The bill, however, recommends nearly $1 billion in cuts from the U.S. Space Force’s $30 billion request.

The HAC defense subcommittee, which in recent years has proposed increased spending for the Space Force, said the cuts recommended in its 2024 markup reflect concerns about programs’ performance and Space Force justifications.

In a report accompanying the defense spending bill, the HAC-D notes that the Space Force’s $30 billion request is 15 percent higher than last year’s enacted level, “continuing a trend of double-digit growth over the past several years.”

But despite these significant increases, the committee said, “the budget request continues to include serious shortfalls and disconnects.”

The HAC-D calls out the Space Force for not budgeting funds for some programs over the five-year spending plan. Not providing long-term projections irks appropriators because it denies them visibility of total program costs, and puts the onus on Congress to add funds to keep programs going.

The committee identified the following programs for not being funded over the five-year defense plan: 

“The Space Force should not count on continued double-digit topline budget increases to address future funding shortfalls or reduce acquisition risk,” said the HAC-D report. 

Cuts spread across several programs 

According to an analysis of the HAC-D bill by the consulting firm Velos, to make $1 billion in spending cuts, the committee trimmed a number of programs across the Space Force’s research, development and acquisition accounts. 

The largest share of the cuts are for classified programs, which are reduced from $7 billion to $6.4 billion.

Communications satellites programs and GPS ground and space systems collectively were trimmed by about $200 million. 

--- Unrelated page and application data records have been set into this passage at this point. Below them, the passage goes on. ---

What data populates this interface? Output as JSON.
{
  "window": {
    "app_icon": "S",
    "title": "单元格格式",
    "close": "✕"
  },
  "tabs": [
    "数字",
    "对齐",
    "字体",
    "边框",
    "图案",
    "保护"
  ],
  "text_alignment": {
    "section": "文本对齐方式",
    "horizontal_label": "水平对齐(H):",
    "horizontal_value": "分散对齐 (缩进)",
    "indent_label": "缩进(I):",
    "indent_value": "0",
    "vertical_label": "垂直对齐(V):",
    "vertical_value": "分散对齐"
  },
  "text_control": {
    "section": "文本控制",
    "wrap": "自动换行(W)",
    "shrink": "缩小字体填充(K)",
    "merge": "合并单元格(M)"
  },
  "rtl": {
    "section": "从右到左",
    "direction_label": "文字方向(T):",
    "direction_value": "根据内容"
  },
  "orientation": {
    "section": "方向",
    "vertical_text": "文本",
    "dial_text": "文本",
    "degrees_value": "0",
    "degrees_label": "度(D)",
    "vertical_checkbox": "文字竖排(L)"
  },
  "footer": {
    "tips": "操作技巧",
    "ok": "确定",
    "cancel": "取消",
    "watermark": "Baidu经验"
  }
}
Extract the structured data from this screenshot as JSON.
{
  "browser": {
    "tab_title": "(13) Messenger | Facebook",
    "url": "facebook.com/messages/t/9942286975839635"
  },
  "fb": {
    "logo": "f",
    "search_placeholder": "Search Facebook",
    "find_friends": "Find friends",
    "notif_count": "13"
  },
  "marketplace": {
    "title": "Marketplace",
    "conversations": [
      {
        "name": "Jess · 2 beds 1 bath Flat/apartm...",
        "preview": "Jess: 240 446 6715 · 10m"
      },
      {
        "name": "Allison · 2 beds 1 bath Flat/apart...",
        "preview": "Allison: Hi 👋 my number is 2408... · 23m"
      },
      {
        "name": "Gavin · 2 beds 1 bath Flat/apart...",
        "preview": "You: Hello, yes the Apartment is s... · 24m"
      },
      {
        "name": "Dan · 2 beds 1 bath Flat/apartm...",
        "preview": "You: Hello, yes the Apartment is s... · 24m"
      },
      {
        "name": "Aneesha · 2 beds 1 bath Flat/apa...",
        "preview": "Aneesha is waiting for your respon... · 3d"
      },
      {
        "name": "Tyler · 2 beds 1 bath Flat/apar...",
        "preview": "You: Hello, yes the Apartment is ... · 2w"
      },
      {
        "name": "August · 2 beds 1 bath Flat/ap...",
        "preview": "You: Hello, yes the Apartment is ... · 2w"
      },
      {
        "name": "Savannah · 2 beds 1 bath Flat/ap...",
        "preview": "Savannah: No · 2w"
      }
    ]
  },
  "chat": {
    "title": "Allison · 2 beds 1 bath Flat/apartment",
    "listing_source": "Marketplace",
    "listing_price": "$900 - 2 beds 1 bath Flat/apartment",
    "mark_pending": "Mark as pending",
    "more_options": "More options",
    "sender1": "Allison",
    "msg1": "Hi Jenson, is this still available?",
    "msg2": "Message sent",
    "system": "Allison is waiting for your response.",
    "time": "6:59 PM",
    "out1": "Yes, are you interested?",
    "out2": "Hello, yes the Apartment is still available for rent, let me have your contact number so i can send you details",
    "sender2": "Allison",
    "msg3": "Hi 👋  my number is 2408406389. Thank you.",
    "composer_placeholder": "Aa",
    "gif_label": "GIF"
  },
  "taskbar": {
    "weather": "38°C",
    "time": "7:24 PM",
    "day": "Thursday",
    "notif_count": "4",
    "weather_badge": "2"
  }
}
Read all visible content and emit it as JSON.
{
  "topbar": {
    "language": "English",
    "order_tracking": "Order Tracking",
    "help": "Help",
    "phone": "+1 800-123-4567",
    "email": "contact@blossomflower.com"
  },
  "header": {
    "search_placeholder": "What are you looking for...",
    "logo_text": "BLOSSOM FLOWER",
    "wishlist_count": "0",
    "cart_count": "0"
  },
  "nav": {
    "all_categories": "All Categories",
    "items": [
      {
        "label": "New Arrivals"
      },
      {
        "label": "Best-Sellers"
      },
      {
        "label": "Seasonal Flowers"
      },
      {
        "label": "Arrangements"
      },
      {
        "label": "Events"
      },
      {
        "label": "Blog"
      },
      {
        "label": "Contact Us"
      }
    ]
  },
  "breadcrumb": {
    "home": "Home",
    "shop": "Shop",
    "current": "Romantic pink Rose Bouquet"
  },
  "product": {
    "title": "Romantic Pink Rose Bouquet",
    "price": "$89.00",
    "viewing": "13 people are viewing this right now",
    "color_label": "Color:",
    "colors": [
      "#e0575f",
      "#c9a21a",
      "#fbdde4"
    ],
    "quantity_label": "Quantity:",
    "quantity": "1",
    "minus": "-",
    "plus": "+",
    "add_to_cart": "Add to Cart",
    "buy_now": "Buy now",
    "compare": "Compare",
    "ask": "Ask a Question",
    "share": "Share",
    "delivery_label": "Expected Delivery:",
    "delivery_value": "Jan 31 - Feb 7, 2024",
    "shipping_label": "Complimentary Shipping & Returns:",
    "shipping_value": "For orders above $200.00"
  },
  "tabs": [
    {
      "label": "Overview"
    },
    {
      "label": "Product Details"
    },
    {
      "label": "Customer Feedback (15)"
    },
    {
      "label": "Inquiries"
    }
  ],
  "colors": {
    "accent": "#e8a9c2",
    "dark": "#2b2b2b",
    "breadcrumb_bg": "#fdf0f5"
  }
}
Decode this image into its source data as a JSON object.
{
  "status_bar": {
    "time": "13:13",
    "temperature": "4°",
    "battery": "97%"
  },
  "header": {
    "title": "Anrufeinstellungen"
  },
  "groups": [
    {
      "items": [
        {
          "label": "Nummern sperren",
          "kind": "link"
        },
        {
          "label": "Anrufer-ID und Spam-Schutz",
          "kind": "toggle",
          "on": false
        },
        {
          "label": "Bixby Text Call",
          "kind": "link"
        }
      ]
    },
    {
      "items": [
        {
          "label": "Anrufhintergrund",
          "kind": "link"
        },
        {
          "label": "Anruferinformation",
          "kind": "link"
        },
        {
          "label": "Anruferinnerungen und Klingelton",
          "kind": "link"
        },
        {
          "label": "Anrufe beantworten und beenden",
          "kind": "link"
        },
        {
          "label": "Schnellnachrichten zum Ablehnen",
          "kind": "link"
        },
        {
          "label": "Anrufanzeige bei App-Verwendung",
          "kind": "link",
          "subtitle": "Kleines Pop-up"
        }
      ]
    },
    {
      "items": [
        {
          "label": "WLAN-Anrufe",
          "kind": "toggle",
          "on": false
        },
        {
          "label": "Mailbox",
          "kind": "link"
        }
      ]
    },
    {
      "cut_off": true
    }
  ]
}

The committee said it “remains very concerned about programs the Space Force has reported as its poorest performing acquisitions.”

These include: The GPS Next-Generation Operational Control System (OCX) program, the Space Command and Control (Space C2) program, the Family of Advanced Beyond Line-of-sight Terminals (FAB-T) for secure satellite communications, the GPS receivers known as Military GPS User Equipment Increment 1, and the Enterprise Ground Services (EGS) architecture intended to replace legacy ground stations.

“OCX is nearly seven years late and not yet delivered. This is unacceptable and demands senior leader attention,” said the HAC-D.

The committee also challenged the Space Force’s plans to eliminate a Next Generation Overhead Persistent Infrared missile-warning geostationary satellite.

Next Gen OPIR “is a critical component of the strategic missile warning and nuclear command, control, and communications (NC3) enterprise,” said the HAC-D. 

“The committee is troubled by the lack of analysis to support the proposal to cancel the GEO–3 spacecraft, especially given its importance to the NC3 mission.”

Sandra Erwin writes about military space programs, policy, technology and the industry that supports this sector. She has covered the military, the Pentagon, Congress and the defense industry for nearly two decades as editor of NDIA’s National Defense...